  2. Tzanetakou IP, Mikhailidis DP, Perrea DN. Nutrition during pregnancy and the effect of carbohydrates on the offspring’s metabolic profile: In search of the “perfect maternal diet”. Open Cardiovasc Med J. 2011;5:103-109.
  3. Butte NF. Carbohydrate and lipid metabolism in pregnancy: normal compared with gestational diabetes mellitus. Am J Clin Nutr. 2000;71(5):1256S-1261S.
  4. Zeng Z, Liu F, Li S. Metabolic adaptations in pregnancy: A review. Ann Nutr Metab. 2017;70:59-65.

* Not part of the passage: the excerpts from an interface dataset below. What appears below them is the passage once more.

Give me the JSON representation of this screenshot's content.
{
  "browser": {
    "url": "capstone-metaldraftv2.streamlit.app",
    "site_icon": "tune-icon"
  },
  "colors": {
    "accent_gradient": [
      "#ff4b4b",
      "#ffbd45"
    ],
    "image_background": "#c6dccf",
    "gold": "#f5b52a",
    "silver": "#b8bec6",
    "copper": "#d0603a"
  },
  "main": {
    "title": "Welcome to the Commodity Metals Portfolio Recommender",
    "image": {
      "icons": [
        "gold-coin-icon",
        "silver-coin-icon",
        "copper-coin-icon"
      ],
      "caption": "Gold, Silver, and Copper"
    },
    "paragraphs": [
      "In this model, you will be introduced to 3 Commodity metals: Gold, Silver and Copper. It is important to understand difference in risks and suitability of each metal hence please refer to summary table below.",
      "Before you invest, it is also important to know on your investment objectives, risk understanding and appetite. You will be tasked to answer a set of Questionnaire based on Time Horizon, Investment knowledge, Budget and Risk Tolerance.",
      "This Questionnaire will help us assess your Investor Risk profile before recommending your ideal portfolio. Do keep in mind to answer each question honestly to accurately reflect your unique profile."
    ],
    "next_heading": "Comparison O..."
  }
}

  5. Unlock Food [Internet]. Canada: Dietitians of Canada; c2022 [updated 2019 Feb 14; cited 2022 Feb 20]. How to get the most nutrients from the foods you eat; [about 4 screens]. Available from: